Like pollution, obesity should be viewed as a negative externality whose real cost exceeds its market price. Food taxes are one means of correcting this obesity externality, but a better solution than food taxes would be to encourage and reward exercise. Giving benefits to people who exercise and subsidizing facilities and programs for them might be a more promising approach.

The question of whether the government should take an active role in reversing the obesity trend clearly demands more research, but at least a few pros and cons to government action are already apparent. Obesity is at first glance a personal problem, one involving self control and trade-offs between current and future utility. Should the government step in to change incentives and influence decisions? When a person walks into a restaurant intending to order a salad rather than fries but ends up ordering the latter, is it for the government to decide that the person’s future utility would be increased if the option to buy fries were somehow not available or not as accessible?

Considering that Medicare and Medicaid finance about half the medical costs associated with obesity, one might be tempted to say that obesity has, by definition, become a public concern. Yet government intervention would seem to have more justification in cases pertaining to children, not adults, since the government is already deeply involved in children’s lives as things stand. Through its sponsorship of school programs, school lunches, and recreational facilities, it can more easily and immediately affect the choices of children than adults. The fact that obese children are extremely likely to become obese adults, and that children are less likely to have information about the consequences of their actions or to heavily discount these consequences only strengthens the case. Of course, one would still need to consider the degree of government involvement that is merited. This would depend on the size of the negative external costs that obese adults impose on others, the size of the external benefits of curtailing childhood obesity, the costs of implementing alternative policies, and the issue of whether it is fair to punish the obese for the costs that they impose on others.
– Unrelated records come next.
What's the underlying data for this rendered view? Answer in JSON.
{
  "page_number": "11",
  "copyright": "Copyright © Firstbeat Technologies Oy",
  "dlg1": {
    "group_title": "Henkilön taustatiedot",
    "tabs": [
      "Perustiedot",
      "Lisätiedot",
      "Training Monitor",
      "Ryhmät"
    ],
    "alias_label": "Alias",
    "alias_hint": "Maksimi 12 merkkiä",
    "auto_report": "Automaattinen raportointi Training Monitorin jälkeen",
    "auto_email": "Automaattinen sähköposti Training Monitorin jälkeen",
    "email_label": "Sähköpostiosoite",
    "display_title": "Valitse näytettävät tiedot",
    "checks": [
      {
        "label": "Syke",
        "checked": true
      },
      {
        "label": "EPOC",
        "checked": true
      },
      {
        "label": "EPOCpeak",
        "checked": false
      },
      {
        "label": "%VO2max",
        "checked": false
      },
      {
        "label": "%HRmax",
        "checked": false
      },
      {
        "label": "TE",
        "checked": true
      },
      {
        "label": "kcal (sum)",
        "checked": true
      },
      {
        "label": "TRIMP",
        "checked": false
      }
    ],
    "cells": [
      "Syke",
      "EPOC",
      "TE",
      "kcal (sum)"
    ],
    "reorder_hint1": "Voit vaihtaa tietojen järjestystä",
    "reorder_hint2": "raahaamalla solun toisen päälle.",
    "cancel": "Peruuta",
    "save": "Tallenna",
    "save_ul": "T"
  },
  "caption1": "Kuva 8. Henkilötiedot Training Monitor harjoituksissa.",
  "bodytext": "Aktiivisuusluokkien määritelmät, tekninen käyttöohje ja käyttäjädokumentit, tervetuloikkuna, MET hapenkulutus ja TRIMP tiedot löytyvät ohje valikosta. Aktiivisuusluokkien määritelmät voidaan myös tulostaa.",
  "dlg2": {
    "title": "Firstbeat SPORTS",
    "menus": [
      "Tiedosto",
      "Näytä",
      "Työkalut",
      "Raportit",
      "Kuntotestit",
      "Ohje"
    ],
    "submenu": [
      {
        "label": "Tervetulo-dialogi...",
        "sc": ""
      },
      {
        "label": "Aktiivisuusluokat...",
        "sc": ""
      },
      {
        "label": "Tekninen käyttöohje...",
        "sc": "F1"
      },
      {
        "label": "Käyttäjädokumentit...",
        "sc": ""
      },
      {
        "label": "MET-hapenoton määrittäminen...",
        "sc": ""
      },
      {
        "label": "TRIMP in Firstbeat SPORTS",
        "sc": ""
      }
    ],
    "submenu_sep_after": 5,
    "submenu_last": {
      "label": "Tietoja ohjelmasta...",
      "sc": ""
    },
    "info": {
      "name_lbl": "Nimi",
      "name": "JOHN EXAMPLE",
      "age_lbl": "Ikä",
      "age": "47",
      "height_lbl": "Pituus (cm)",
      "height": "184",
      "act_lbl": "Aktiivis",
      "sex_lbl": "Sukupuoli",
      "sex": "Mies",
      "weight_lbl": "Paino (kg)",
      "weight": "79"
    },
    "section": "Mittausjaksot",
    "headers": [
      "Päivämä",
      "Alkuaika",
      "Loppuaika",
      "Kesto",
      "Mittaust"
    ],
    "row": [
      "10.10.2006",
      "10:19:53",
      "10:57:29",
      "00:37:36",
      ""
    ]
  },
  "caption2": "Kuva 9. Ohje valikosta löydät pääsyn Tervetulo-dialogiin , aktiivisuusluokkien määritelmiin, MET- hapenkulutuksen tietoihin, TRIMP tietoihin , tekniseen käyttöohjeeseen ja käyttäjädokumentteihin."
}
Unintended consequences
The dramatic increase in obesity since 1980 has caused a surge in social-science research on its determinants. Would the people of the past, who toiled through their workdays and often did not have enough food, have predicted this problem? Would those who once dreamed of ending poverty and supplying enough food for all have even imagined that being too fat would become the predominant health risk nationwide?

The main message of contemporary research is that there is no free lunch, that with benefits come costs. Positive changes such as increases in technology, reduced smoking, and increased female participation in the labor force have also carried unforseen negative consequences. Was the anti-smoking campaign a mistake if it also encouraged obesity? Of course, we do not believe people should start smoking in order to become thin, substituting one type of unhealthy behavior for another. This was simply one of the unintended consequences of social change and government action. Nor do we suggest that women abandon the labor force to provide their families with home-cooked meals. Whether public policies should be pursued that offset the ignored or unanticipated consequence of previous policies that contributed to the rise in obesity will depend, in the end, on these policies’ costs and benefits over time.

Copyright of The Public Interest, Issue #156 (Summer 2004), National Affairs, Inc.

Inas Rashad is assistant professor of economics at the Andrew Young School of Public Policy Studies of Georgia State University.Michael Grossman is Distinguished Professor of Economics at the City University of New York Graduate Center, and Health Economics Program Director at the National Bureau of Economic Research.